▶ [SOURCE MATERIAL]

-*-

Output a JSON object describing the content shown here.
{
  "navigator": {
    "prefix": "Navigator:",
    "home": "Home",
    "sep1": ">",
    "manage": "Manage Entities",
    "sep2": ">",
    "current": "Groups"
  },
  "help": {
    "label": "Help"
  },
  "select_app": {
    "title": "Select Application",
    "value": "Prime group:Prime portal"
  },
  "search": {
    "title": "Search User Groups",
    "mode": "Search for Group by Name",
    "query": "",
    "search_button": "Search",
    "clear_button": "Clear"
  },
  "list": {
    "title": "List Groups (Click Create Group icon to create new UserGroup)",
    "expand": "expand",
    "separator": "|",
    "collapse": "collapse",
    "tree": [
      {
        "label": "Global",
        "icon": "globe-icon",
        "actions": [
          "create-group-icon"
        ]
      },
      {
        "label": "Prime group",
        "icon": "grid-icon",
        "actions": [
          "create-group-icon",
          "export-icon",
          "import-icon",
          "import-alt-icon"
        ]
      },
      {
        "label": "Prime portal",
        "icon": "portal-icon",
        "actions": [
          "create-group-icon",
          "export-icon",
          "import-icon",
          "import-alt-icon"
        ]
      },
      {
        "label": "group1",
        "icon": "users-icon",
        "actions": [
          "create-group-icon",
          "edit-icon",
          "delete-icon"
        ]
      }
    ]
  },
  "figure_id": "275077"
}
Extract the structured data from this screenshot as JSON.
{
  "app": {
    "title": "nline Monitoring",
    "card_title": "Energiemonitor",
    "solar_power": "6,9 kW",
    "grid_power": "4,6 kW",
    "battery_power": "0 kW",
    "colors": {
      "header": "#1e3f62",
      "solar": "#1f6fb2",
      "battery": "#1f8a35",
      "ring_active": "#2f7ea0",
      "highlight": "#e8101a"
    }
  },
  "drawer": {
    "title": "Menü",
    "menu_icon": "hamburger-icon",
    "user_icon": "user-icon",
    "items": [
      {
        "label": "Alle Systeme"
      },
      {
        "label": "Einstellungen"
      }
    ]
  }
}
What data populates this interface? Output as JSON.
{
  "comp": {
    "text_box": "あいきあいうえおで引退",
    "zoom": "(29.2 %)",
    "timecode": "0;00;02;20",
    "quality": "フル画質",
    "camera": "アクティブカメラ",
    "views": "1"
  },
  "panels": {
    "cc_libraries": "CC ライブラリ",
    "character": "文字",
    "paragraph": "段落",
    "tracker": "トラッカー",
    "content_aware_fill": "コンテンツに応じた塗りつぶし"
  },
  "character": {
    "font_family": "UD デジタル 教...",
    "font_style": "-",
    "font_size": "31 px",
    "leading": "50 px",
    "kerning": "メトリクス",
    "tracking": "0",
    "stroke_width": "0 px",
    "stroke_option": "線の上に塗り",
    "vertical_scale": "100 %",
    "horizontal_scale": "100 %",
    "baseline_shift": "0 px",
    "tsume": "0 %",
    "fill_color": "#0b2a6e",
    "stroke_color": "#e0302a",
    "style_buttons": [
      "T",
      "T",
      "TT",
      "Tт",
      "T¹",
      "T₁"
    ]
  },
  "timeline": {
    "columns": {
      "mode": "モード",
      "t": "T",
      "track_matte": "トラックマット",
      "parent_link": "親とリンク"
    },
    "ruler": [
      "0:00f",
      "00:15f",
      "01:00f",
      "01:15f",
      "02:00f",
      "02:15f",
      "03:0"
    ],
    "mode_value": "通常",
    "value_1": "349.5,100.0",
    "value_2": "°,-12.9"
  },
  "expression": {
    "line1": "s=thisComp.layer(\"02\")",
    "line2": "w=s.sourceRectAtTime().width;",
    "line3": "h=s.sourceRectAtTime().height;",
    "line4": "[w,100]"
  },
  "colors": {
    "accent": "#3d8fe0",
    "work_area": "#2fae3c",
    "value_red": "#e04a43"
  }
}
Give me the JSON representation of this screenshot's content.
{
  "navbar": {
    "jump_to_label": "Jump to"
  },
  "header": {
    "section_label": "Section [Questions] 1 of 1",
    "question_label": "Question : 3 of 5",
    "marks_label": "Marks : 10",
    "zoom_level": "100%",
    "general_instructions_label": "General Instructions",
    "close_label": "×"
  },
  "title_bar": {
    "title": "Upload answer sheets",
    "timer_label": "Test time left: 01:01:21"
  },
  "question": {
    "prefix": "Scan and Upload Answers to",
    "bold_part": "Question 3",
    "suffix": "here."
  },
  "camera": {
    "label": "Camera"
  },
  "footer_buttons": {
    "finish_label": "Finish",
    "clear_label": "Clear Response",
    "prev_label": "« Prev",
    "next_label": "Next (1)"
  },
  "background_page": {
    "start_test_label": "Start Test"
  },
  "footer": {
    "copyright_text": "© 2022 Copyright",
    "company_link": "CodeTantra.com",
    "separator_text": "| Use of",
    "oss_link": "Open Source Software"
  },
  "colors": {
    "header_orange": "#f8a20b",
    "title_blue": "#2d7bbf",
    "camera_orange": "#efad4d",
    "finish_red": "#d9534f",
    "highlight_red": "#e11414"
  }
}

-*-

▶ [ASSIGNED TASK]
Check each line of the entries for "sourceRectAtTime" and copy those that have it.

▶ [RESULT FOR THIS EXERCISE]
    "line2": "w=s.sourceRectAtTime().width;",
    "line3": "h=s.sourceRectAtTime().height;",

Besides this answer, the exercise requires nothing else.